One of my favorite short stories is Tolstoy’s classic, “How Much Land Does a Man Need?“ In it, Tolstoy introduces us to Pahom, an ordinary Russian with extraordinary ambitions who wants to own vastly more land.
Satan arranges for Pahom to meet a landowning rural family, the Bashkirs, who make the striving Pahom a remarkable offer: Pahom can walk across their vast holdings with a shovel and mark the territory he wishes to own, and if he makes it back to the starting point by sunset to complete the circle, he will own everything within the boundary he marked.
Pahom begins the task buoyed by his boundless greed, and by late afternoon he finds himself far from the starting point. So, he runs to the starting point to beat the setting sun, but he arrives exhausted and breathless and dies on the spot where he began. Later, Pahom is buried in a grave six feet long, and we learn at last how much land a man needs.
Marco Rubio seems obsessed with size of Donald Trump’s hands, but like Tolstoy’s Pahom, Florida’s junior Senator could better spend his time pondering the wages of blind ambition. For two years, Rubio has harbored a gross miscalculation; that is, that there is no downside for him running for president. His belief was that even if he lost the primary or general election, he will have exposed the Rubio brand to donors, voters, and the media on a national stage, and that exposure alone is worth the risk of losing. But, here he is wrong, for to be exposed as a treacherous callow loser is a powerfully negative thing, and to fail to win your own state amplifies the effect even more.
By the time Rubio arrives at sundown at the place where he started, he risks not only losing this race but all future races.
Why do I say treacherous and callow? Treacherous, because Rubio has that lean and hungry look that drives him to turn without compunction on those who fostered his career. For almost a decade Jeb Bush was instrumental in creating a Golden Era for Republicans in Florida in which conservative programs and ideas could quickly take root and grow. Bush catalyzed nothing short of a revolution in state government where all the big pieces – education, healthcare, criminal justice, tax policy, social services — were re-imagined and branded with a conservative, forward-thinking Republican stamp.

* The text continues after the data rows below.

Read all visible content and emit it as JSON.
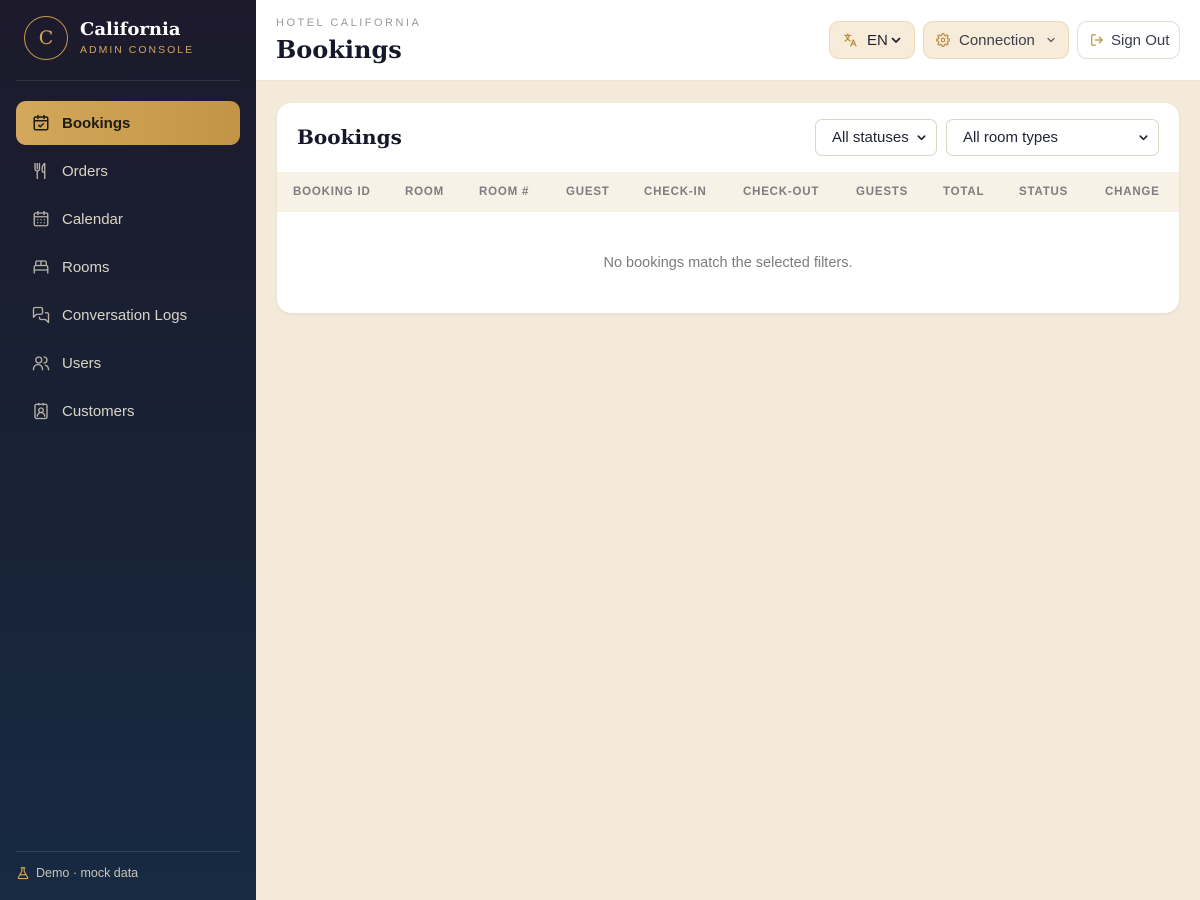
{
  "brand": {
    "logo_letter": "C",
    "title": "California",
    "subtitle": "ADMIN CONSOLE"
  },
  "sidebar": {
    "items": [
      {
        "label": "Bookings",
        "icon": "calendar-check-icon",
        "active": true
      },
      {
        "label": "Orders",
        "icon": "fork-knife-icon",
        "active": false
      },
      {
        "label": "Calendar",
        "icon": "calendar-icon",
        "active": false
      },
      {
        "label": "Rooms",
        "icon": "bed-icon",
        "active": false
      },
      {
        "label": "Conversation Logs",
        "icon": "chat-bubbles-icon",
        "active": false
      },
      {
        "label": "Users",
        "icon": "users-icon",
        "active": false
      },
      {
        "label": "Customers",
        "icon": "contact-badge-icon",
        "active": false
      }
    ],
    "footer": "Demo · mock data"
  },
  "header": {
    "eyebrow": "HOTEL CALIFORNIA",
    "title": "Bookings",
    "language": "EN",
    "connection": "Connection",
    "sign_out": "Sign Out"
  },
  "bookings": {
    "title": "Bookings",
    "status_filter": {
      "selected": "All statuses"
    },
    "room_type_filter": {
      "selected": "All room types"
    },
    "columns": [
      "BOOKING ID",
      "ROOM",
      "ROOM #",
      "GUEST",
      "CHECK-IN",
      "CHECK-OUT",
      "GUESTS",
      "TOTAL",
      "STATUS",
      "CHANGE"
    ],
    "rows": [],
    "empty_message": "No bookings match the selected filters."
  },
  "colors": {
    "accent_gold": "#c9a050",
    "sidebar_bg": "#1c1a2b",
    "page_bg": "#f3eada"
  }
}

Rubio was one of the many beneficiaries of the success of these programs that allowed him to receive accolades for, frankly, victories not of his making. One would think that given this boost from Bush and the personal interest Bush took in advancing Rubio’s credibility and career, Rubio might have paused before deciding to challenge his ostensible friend and political godfather.
Callow, because Rubio is too naïve and immature to realize that there is a high price to be paid for treachery and failure. Although Bush is now out of the race, Bush’s powerful friends and supporters are not out of Florida. One of the most remarkable but least discussed aspects of this cycle has been how little support Rubio has received from the colleagues who worked with him shoulder to shoulder in the Florida legislature. It is profoundly revealing and would be to a normal person a cause for intense self-examination. (Alas, Rubio is not a normal person.) In fact, it shows that for decades to come it will be the Bush crowd, and not the Rubio gang, that will be making the business and political decisions that guide the economy and political power structure of the Sunshine State. Many of them have remarked to me that they will never forgive Marco for his heedless ambition.
And, Rubio is likely to soon learn the price of high-profile failure in his home state of Florida. Bush had the smarts to get out why the getting was good, but Rubio seems determined to ride out this race until he has proven to everyone’s satisfaction that he can be defeated in Florida by the short-fingered vulgarian, Donald Trump. In the process, he has lowered himself to Trump’s level with penis jokes and spray-tan putdowns; the sort of sophomoric and un-presidential banter that that will remain in the minds of voters long after Rubio has skipped off the public stage in his high-heel boots.
As a side note, I assume nobody is more pleased with Rubio’s suspension of reality than Adam Putnam who one day might have to post up against Rubio in a gubernatorial primary. If Rubio loses in Florida on March 15th, Putnam is given a powerful narrative to discount Rubio as a gubernatorial candidate going into the next election cycle.
If Rubio were smart, humble, or merely had the instinct for self-preservation found in the average rodent he would get out of the race before the virtually inevitable failure he faces on his home turf in 13 days. He is behind Trump in every Florida poll (wildly in some cases), and in the deeply conservative Panhandle he is behind both Trump and Cruz. Unless lightning strikes, Rubi is going to lose, and he’s going to lose big. And the losing doesn’t end after that ignominious failure.
It’s only beginning at that point. Unless he starts playing it smart, despite his remorseless striving Rubio’s political career will get at a very young age what most of us hope to delay for many decades: six feet of dirt and no more.